PROBLEM DETAILS -> Copy out each line of the data that holds the word "保証会社利用必須".

(Beginning of DATA TO PROCESS)

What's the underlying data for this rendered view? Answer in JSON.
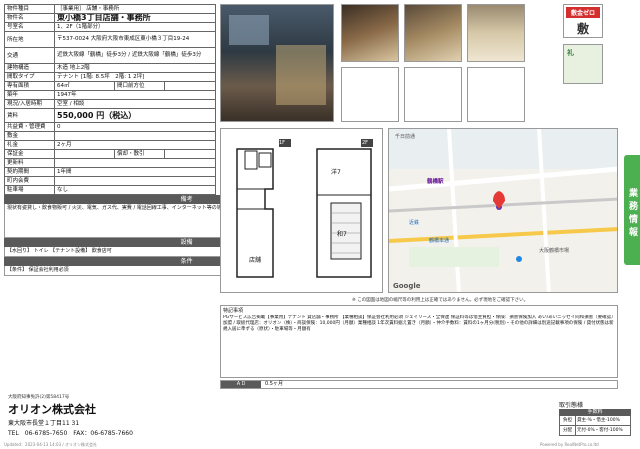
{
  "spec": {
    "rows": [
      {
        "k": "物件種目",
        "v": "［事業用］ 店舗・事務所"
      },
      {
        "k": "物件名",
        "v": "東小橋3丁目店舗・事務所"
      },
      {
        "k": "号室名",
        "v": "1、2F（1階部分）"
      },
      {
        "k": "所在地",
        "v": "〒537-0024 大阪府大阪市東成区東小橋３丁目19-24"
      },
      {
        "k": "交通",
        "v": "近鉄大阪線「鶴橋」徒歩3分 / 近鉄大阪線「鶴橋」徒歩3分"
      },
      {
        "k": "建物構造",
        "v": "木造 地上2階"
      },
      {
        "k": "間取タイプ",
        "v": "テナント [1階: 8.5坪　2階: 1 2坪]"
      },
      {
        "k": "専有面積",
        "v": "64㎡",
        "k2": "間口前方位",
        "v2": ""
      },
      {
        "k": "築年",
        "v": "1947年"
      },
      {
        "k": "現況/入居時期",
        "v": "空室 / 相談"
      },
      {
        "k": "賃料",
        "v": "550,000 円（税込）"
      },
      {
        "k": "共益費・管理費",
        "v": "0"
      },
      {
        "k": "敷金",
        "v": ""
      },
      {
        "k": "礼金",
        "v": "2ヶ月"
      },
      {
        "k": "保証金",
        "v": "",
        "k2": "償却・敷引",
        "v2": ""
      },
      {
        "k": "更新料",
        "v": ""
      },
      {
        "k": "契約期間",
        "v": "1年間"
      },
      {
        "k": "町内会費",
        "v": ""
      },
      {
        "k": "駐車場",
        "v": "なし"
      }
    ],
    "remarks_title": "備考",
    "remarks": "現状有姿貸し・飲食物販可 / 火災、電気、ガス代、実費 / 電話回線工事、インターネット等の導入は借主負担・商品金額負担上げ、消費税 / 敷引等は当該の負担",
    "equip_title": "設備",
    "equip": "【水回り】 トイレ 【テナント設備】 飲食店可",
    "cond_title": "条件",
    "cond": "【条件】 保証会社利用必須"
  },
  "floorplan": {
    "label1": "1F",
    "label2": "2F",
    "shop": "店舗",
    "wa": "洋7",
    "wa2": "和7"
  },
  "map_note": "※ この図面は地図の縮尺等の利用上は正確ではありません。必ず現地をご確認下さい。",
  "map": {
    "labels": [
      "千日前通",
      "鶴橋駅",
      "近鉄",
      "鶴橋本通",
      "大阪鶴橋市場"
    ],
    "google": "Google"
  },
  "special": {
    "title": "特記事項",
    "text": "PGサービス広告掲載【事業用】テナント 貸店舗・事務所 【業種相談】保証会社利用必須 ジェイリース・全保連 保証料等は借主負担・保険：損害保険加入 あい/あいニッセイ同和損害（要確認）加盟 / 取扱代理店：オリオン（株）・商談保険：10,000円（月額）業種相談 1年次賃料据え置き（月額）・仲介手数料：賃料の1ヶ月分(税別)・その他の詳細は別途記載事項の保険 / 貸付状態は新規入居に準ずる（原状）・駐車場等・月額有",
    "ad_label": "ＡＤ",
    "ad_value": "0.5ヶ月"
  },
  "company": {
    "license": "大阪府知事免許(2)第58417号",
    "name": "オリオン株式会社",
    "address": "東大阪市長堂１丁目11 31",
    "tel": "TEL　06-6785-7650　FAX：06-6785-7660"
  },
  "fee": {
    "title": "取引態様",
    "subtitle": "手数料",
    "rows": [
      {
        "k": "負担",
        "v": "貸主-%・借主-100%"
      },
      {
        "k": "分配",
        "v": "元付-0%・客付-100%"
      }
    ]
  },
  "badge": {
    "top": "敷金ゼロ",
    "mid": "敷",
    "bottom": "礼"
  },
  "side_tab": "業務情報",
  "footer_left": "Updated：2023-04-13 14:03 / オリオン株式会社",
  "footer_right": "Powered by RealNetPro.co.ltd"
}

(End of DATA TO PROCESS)

COMPLETED EXERCISE ->
    "cond": "【条件】 保証会社利用必須"
    "text": "PGサービス広告掲載【事業用】テナント 貸店舗・事務所 【業種相談】保証会社利用必須 ジェイリース・全保連 保証料等は借主負担・保険：損害保険加入 あい/あいニッセイ同和損害（要確認）加盟 / 取扱代理店：オリオン（株）・商談保険：10,000円（月額）業種相談 1年次賃料据え置き（月額）・仲介手数料：賃料の1ヶ月分(税別)・その他の詳細は別途記載事項の保険 / 貸付状態は新規入居に準ずる（原状）・駐車場等・月額有",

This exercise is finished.